Luther described this life as a “vale of tears,” a valley of sorrow, what Psalm 23 calls “the valley of the shadow of Death”. There are certainly days where that rings true. Joy in this life feels fleeting. Peace seems temporary. Laughter seems to fade. We weep over our sin, our sinful condition, what sin has done to this world we live in. We weep over the hurt and harm that has been done to us and that we have done to one another. We weep over broken friendships, broken families, and broken lives. We weep over the state of the church, over the theologies of glory that have removed the cross from Christian lives, congregations, and doctrine.

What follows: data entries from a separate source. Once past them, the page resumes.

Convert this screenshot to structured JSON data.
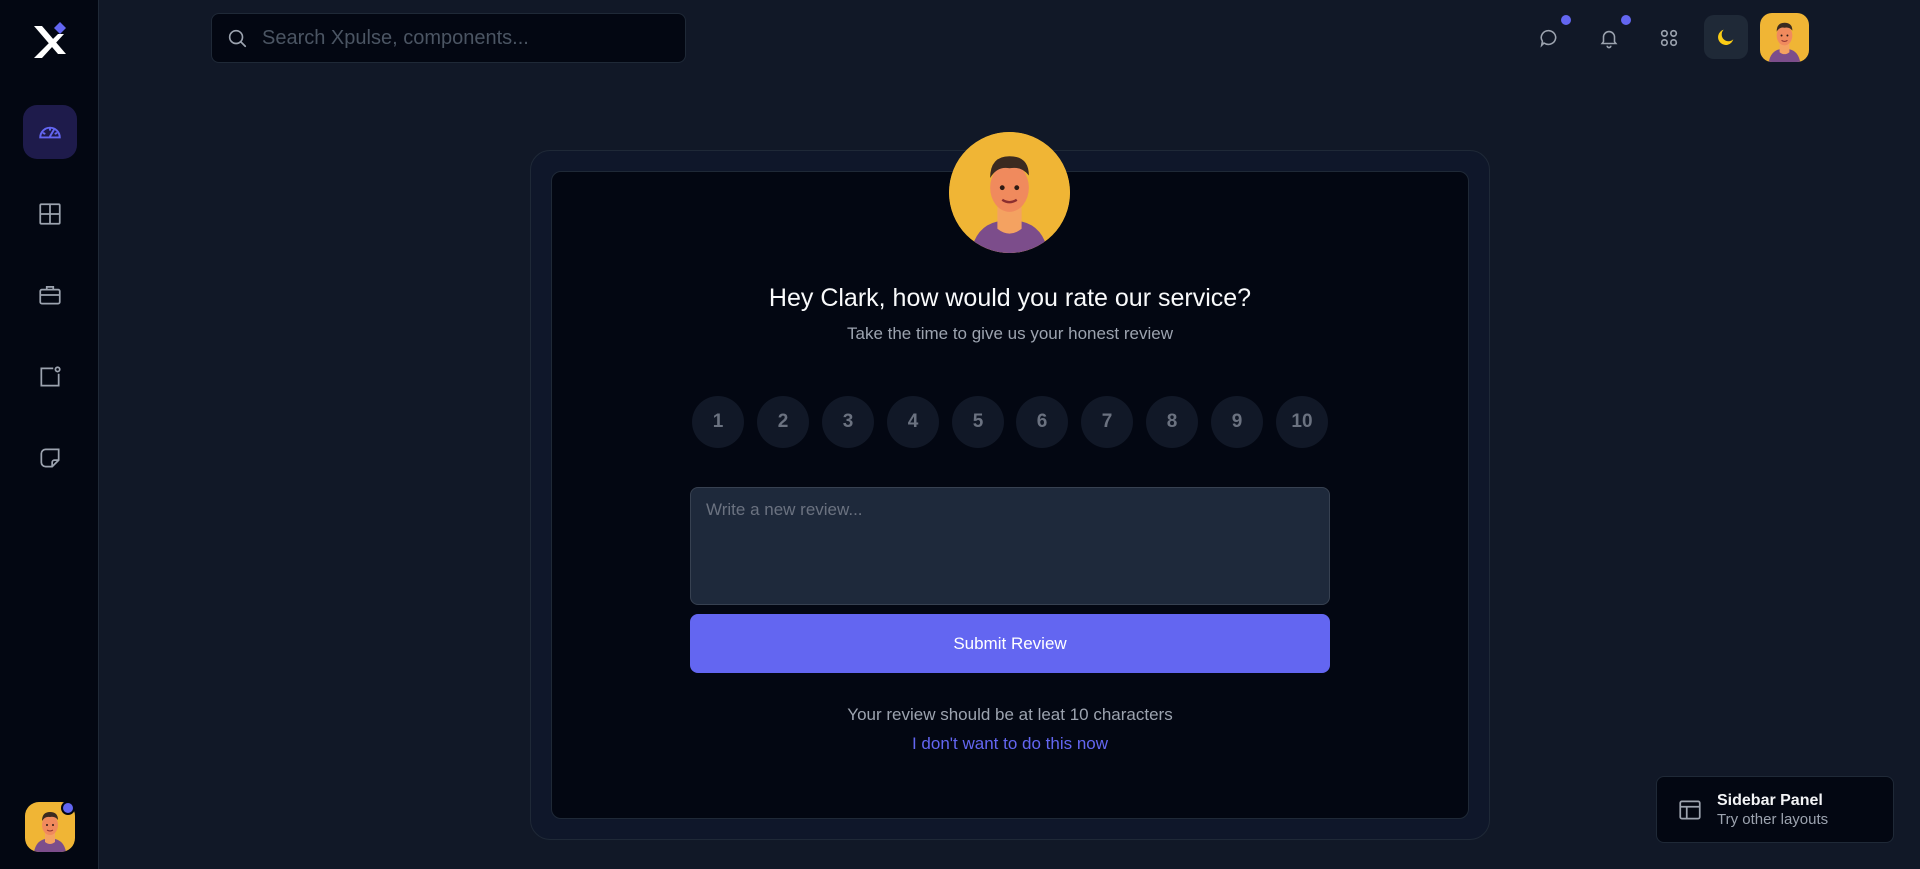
{
  "search": {
    "placeholder": "Search Xpulse, components..."
  },
  "sidebar": {
    "items": [
      {
        "name": "dashboard",
        "icon": "gauge-icon",
        "active": true
      },
      {
        "name": "layouts",
        "icon": "grid-icon",
        "active": false
      },
      {
        "name": "business",
        "icon": "briefcase-icon",
        "active": false
      },
      {
        "name": "layers",
        "icon": "square-dot-icon",
        "active": false
      },
      {
        "name": "notes",
        "icon": "sticky-note-icon",
        "active": false
      }
    ]
  },
  "header": {
    "icons": [
      "chat-icon",
      "bell-icon",
      "apps-icon",
      "moon-icon"
    ]
  },
  "review_card": {
    "title": "Hey Clark, how would you rate our service?",
    "subtitle": "Take the time to give us your honest review",
    "ratings": [
      "1",
      "2",
      "3",
      "4",
      "5",
      "6",
      "7",
      "8",
      "9",
      "10"
    ],
    "textarea_placeholder": "Write a new review...",
    "submit_label": "Submit Review",
    "hint": "Your review should be at leat 10 characters",
    "skip_label": "I don't want to do this now"
  },
  "panel": {
    "title": "Sidebar Panel",
    "subtitle": "Try other layouts"
  },
  "colors": {
    "accent": "#6366f1",
    "background": "#111827",
    "surface": "#030712",
    "avatar_bg": "#f0b535",
    "moon": "#facc15"
  }
}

We weep over the loss of loved ones as we say farewell to them. There seems to be no end of sorrows in this life. Where, then, do we find joy?

 

In a word, Jesus. True joy is found in Jesus who takes all our sorrow, suffering, and sin upon himself and dies and rises for you. Joy in Jesus’ death and resurrection. Joy even in the midst of suffering.

 

Whatever it is that hurts. Whatever that is that makes you cry. Whatever it is that is too overwhelming to deal with. These are the very things Jesus went to the cross for. These are the very things Jesus died for. Jesus didn’t give these words to make us forget our sorrows. Jesus gave us these words so that we would know that it is okay to feel our sorrows. It’s okay to shed our tears. It’s okay to mourn our dead. It’s okay to cry out in our pain. Because those are the places where Jesus goes. Those are the things Jesus bears. Those are the times Jesus promises not to leave us alone.

 

For the same Lord Jesus who carried our sorrows on the cross, still dwells with us in our sorrows and our crosses. And this, he promises, will be turned to joy in him, in his cross, in his resurrection.

 

And in Jesus, your sorrow will turn into joy.

In the Name of the Father and of the + Son and of the Holy Spirit. Amen.

Beautiful Savior

is a traditional Lutheran Church, faithful to God's Word and His Sacraments. We equip God's people to serve, love, and encourage one another as we grow in our personal relationship with Christ. We reach out to the community as beacons of light, sharing the love of God in Christ Jesus, our Savior.

Church Office Hours

Monday - Thursday 8:30am-3:30pm

Friday 8:30am-11:30am

The office is closed on Fridays during the summer months of June, July, and August.

Preschool Office Hours

August - May
Monday, Wednesday, and Friday
8:30am-12:30pm

By appointment only June and July

Contact

Address
2306 Milton Way
Milton, WA 98354
Phone
(253) 922-6977
Fax
(253) 922-6977